An innovative stem cell trial taking place at Duke University in North Carolina is giving hope to parents of children with autism, including one young Toronto family.
Noah Barcolos was two years old when he was diagnosed with autism.
Two years later, he’s one of 180 children taking part in the second phase of a study at the Durham, North Carolina school. The goal of the clinical trial is to see whether a transfusion of the child’s own umbilical cord blood packed with stem cells can help treat autism.
“Noah has mostly been in his own world,” according to his mom, Sammy Barcolos. “He likes to play around the kids rather than interact with them.”
But since taking part in the trial, Noah’s parents say the difference has been remarkable.
“He gets upset. We got more eye contract, interaction, facial expressions,” said Noah’s dad, Michael. “Now he makes the expressions at the right moments,” said Sammy. “He’s also calling me mommy. He’s never done that.”
Noah isn’t the only child in the trial to show progress.
“Generally we saw behaviours improve at 6 months compared to their baseline study,” Doctor Joanne Kurtzberg told CNN.
Kurtzberg is one of the lead researchers in the study. Phase one saw more than two-thirds of the children show behavioural and speech improvements.
Her early hypothesis is that certain immune cells within the cord blood are crossing the blood-barrier and altering brain connectivity.

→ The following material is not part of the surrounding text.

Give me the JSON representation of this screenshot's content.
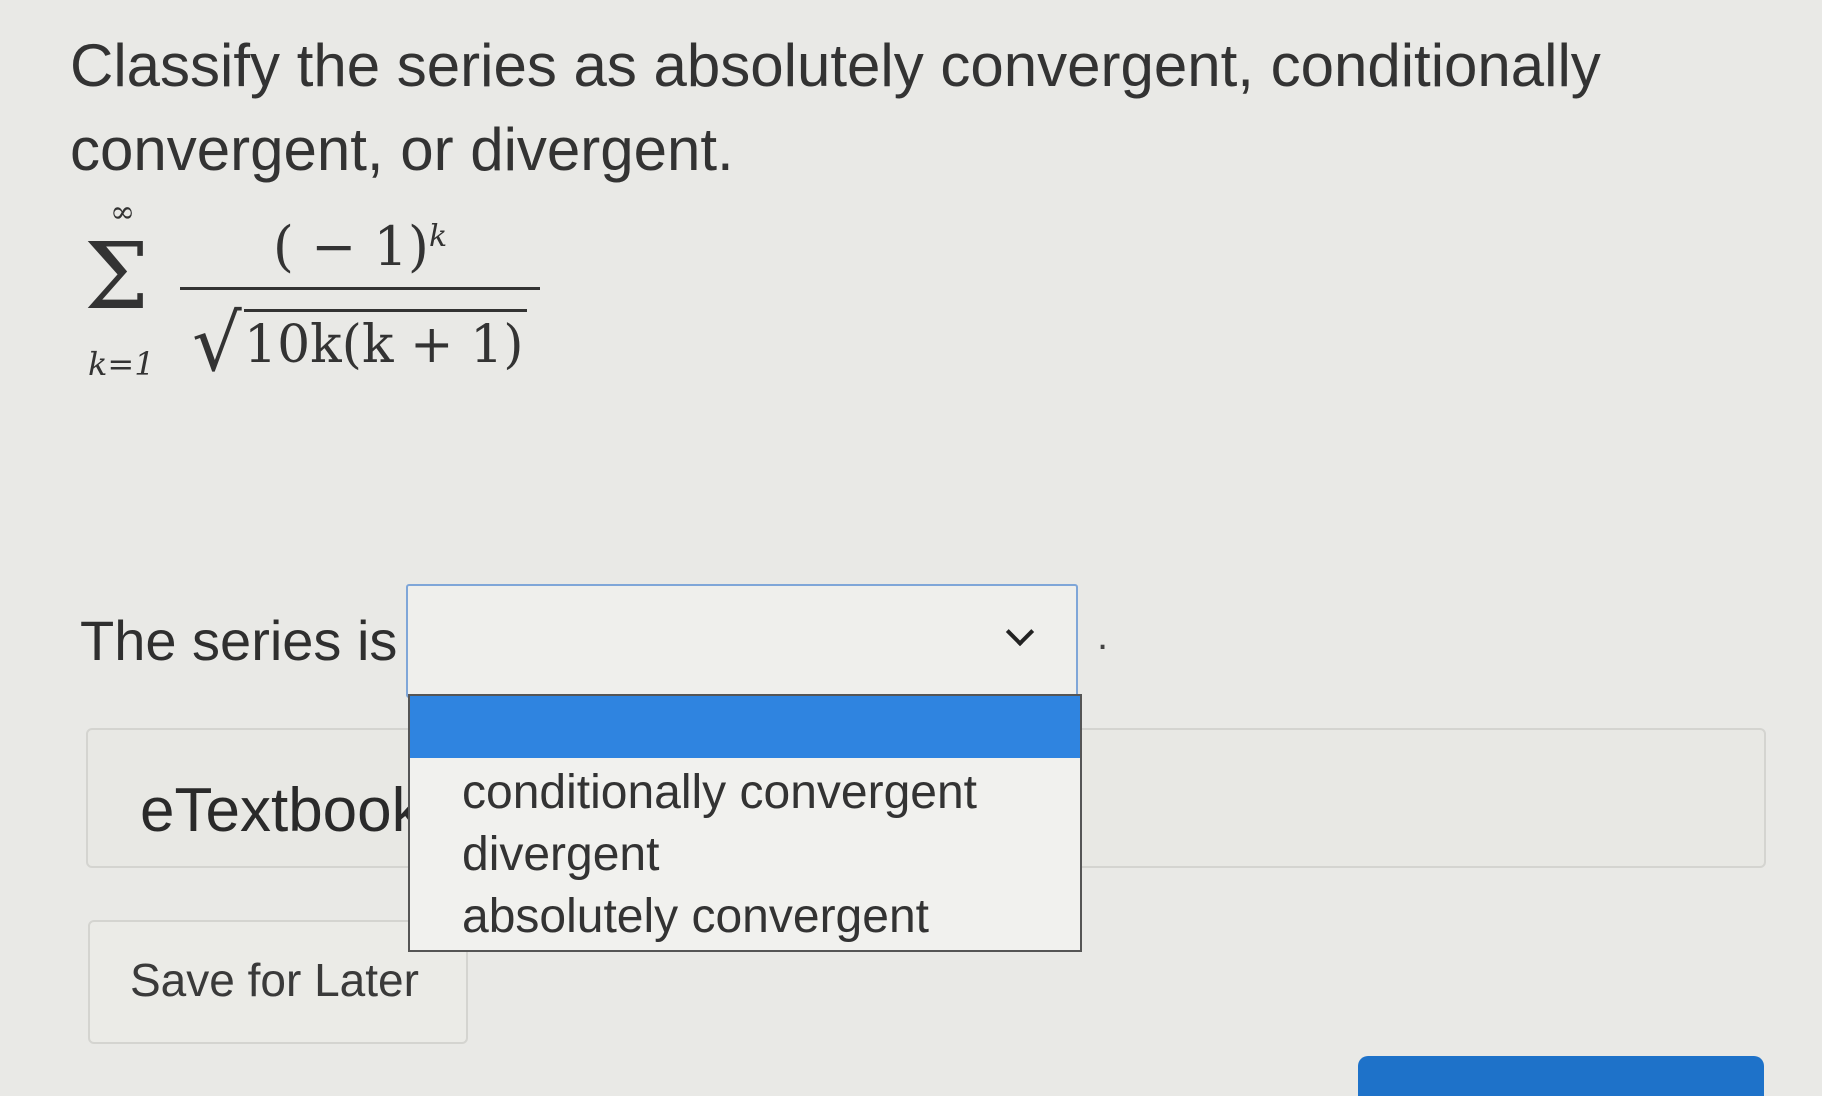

Phase two is currently underway and it’s unknown when the findings will be released publicly.
Some autism specialists are cautioning parents that the trial results are premature, and Kurtzberg is among those encouraging caution.
“We don’t know whether this therapy will be curative for autism. But I am hopeful it will be curative in the long run.”
But for Michael Barcolos, even the tiniest changes provide hope.
“Everyone wants the same thing – an equal chance for their child. To have an equal chance at life.”